The first time around eating low carb is exciting. You’re actually getting to eat all these forbidden foods–steak, eggs, real butter–that you’ve been taught make you fat and are losing weight like crazy. It’s unbelievable. But sooner or later, you get a little weary of steak, eggs and real butter, and you start looking to expand your food choices. If you stay on your carb restriction, you discover the low carb or “dirty keto” facsimiles of the high carb packaged foods you love so much: low carb brownies (or at least they call them “low carb”), low carb waffles, pancakes, bagels, etc. You are in heaven. You can have your cake and eat it, too, so to speak, and you don’t realize that you’re overindulging. You don’t pay as much attention to ingredients, macros, or nutrition. Maybe carb creep even sets in. Around this time, the weight loss starts to really taper off and maybe even comes to a halt.

A few years later, you’ve regained your lost weight plus some, remember how effortlessly you lost it on a low carb lifestyle, and decide to do it again. But this time, instead of starting with the steak, eggs, and real butter, you stock your pantry with store-bought low carb brownies, bagels, chips, and more. Strangely, the low carb lifestyle just doesn’t seem to work as well this next time around.

If you want a low carb lifestyle to work for you the first time or the next time, control the things you can control. By sticking with high quality, low carb foods and remembering that you control what goes in your pantry and your mouth, you’ll find more success and happiness with your low carb lifestyle.

 

About Dr. Michael Eades

Dr. Michael Eades is a physician and co-author of 10 books in the fields of health, nutrition, and exercise over the last several decades—among them the New York Times bestseller Protein Power and its follow-up The Protein Power LifePlan that laid out one of the first nutritional concepts of a paleo lifestyle.

Dr. Eades regularly writes articles at proteinpower.com and in his weekly email newsletter, The Arrow that incorporates his views on nutrition, medicine, critical thinking and more.

Dr. Eades has appeared as a guest nutritional expert on hundreds of radio and television shows, including national segments on FOX, NBC, ABC, CBS, CNN, and MSNBC. He speaks at medical and scientific conferences, to the public, and to various lay organizations on the connection of diet and health, exercise, and the benefits of the low-carb, paleo, and keto diets. He and his wife (Mary Dan Eades, M.D.) are currently working on their next book, Protein Power 2.0, slated for publication in 2023.

References
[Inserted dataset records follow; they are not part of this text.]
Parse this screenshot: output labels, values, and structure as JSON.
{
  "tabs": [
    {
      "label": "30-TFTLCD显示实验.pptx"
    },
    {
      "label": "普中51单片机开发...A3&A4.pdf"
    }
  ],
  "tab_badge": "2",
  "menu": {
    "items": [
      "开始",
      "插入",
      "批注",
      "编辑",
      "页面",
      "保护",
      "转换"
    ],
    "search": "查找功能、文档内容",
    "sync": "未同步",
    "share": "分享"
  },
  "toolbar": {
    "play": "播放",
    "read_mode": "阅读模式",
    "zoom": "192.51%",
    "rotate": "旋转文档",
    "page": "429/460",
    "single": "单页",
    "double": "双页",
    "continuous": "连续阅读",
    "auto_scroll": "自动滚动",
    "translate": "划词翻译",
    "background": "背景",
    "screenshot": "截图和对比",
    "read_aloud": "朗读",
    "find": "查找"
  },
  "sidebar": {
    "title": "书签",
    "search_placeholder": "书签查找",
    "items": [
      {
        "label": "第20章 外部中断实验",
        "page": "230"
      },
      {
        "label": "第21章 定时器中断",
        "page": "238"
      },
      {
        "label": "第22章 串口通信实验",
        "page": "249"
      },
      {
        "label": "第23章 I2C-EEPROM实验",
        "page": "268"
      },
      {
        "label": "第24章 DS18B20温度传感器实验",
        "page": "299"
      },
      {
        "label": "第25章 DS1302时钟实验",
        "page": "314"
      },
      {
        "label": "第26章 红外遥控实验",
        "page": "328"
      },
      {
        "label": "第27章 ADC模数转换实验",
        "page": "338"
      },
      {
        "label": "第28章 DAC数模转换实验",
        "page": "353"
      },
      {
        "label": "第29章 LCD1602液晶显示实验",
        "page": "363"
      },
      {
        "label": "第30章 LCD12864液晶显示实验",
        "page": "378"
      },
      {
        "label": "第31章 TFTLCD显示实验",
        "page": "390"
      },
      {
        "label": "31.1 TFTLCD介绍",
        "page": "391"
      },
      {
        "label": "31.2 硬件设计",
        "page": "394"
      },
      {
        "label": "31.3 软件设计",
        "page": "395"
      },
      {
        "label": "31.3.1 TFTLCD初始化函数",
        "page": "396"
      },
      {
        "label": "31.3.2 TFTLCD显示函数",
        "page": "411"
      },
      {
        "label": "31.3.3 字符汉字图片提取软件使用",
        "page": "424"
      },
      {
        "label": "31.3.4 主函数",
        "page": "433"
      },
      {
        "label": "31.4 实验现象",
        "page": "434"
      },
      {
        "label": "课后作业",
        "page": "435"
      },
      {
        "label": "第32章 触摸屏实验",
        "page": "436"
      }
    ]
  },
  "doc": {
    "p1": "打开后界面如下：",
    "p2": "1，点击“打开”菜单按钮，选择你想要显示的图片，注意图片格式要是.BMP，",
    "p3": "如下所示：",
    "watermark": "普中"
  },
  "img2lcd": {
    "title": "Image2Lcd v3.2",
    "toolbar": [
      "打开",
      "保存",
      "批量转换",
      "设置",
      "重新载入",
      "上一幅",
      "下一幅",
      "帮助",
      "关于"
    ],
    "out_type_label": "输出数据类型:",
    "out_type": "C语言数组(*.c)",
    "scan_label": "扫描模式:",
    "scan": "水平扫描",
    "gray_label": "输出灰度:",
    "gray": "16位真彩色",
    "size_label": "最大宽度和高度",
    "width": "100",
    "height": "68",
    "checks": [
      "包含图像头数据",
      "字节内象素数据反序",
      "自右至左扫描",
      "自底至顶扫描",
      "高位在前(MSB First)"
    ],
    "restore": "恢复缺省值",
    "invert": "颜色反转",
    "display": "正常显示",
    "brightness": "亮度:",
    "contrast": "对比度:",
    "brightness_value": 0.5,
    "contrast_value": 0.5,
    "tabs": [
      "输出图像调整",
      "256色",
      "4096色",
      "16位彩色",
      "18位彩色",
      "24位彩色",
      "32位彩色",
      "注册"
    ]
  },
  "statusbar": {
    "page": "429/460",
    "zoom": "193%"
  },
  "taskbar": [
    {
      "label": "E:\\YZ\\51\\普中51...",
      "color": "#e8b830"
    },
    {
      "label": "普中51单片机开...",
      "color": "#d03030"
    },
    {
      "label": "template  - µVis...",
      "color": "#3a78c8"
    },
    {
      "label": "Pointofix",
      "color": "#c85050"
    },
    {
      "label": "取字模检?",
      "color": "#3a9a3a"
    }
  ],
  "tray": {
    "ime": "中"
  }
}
  1.  Karakelides H, Irving BA, Short KR, O’Brien P, Nair KS. Age, obesity, and sex effects on insulin sensitivity and skeletal muscle mitochondrial function. Diabetes. 2010 Jan;59(1):89-97. doi: 10.2337/db09-0591. Epub 2009 Oct 15. PMID: 19833885; PMCID: PMC2797949.
  2.  Rosenbaum M, Leibel RL. Models of energy homeostasis in response to maintenance of reduced body weight. Obesity (Silver Spring). 2016 Aug;24(8):1620-9. doi: 10.1002/oby.21559. PMID: 27460711; PMCID: PMC4965234.
  3.  Balaskó M, Soós S, Székely M, Pétervári E. Leptin and aging: Review and questions with particular emphasis on its role in the central regulation of energy balance. J Chem Neuroanat. 2014 Nov;61-62:248-55. doi: 10.1016/j.jchemneu.2014.08.006. Epub 2014 Sep 16. PMID: 25218974.
  4.  Ebbeling C B, Feldman H A, Klein G L, Wong J M W, Bielak L, Steltz S K et al. Effects of a low carbohydrate diet on energy expenditure during weight loss maintenance: randomized trial BMJ 2018;  363 :k4583 doi:10.1136/bmj.k4583
  5.  Ford C, Chang S, Vitolins MZ, Fenton JI, Howard BV, Rhee JJ, Stefanick M, Chen B, Snetselaar L, Urrutia R, Frazier-Wood AC. Evaluation of diet pattern and weight gain in postmenopausal women enrolled in the Women’s Health Initiative Observational Study. Br J Nutr. 2017 Apr;117(8):1189-1197. doi: 10.1017/S0007114517000952. Epub 2017 May 16. PMID: 28509665; PMCID: PMC5728369.

This article is for informational and educational purposes only. It is not, nor is it intended to be substitute for professional medical advice, diagnosis, or treatment and should never be relied upon for specific medical advice.